- Task directions
Whenever the word "Internet" appears in a line of the data below, copy that line.

Segment Open

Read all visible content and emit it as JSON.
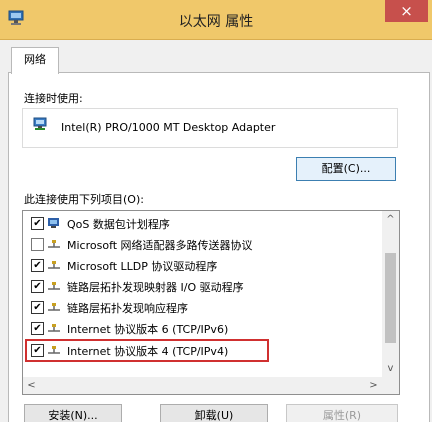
{
  "window": {
    "title": "以太网 属性",
    "close_glyph": "×",
    "titlebar_color": "#f0c86a"
  },
  "tabs": [
    {
      "label": "网络",
      "active": true
    }
  ],
  "connect_using": {
    "label": "连接时使用:",
    "adapter": "Intel(R) PRO/1000 MT Desktop Adapter"
  },
  "buttons": {
    "configure": "配置(C)...",
    "install": "安装(N)...",
    "uninstall": "卸载(U)",
    "properties": "属性(R)"
  },
  "items_label": "此连接使用下列项目(O):",
  "items": [
    {
      "checked": true,
      "icon": "qos-icon",
      "label": "QoS 数据包计划程序"
    },
    {
      "checked": false,
      "icon": "protocol-icon",
      "label": "Microsoft 网络适配器多路传送器协议"
    },
    {
      "checked": true,
      "icon": "protocol-icon",
      "label": "Microsoft LLDP 协议驱动程序"
    },
    {
      "checked": true,
      "icon": "protocol-icon",
      "label": "链路层拓扑发现映射器 I/O 驱动程序"
    },
    {
      "checked": true,
      "icon": "protocol-icon",
      "label": "链路层拓扑发现响应程序"
    },
    {
      "checked": true,
      "icon": "protocol-icon",
      "label": "Internet 协议版本 6 (TCP/IPv6)"
    },
    {
      "checked": true,
      "icon": "protocol-icon",
      "label": "Internet 协议版本 4 (TCP/IPv4)",
      "highlighted": true
    }
  ],
  "scroll_glyphs": {
    "up": "^",
    "down": "v",
    "left": "<",
    "right": ">"
  },
  "checkbox_glyph": "✔",
  "highlight_color": "#d03030"
}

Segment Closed

- Exercise answer
      "label": "Internet 协议版本 6 (TCP/IPv6)"
      "label": "Internet 协议版本 4 (TCP/IPv4)",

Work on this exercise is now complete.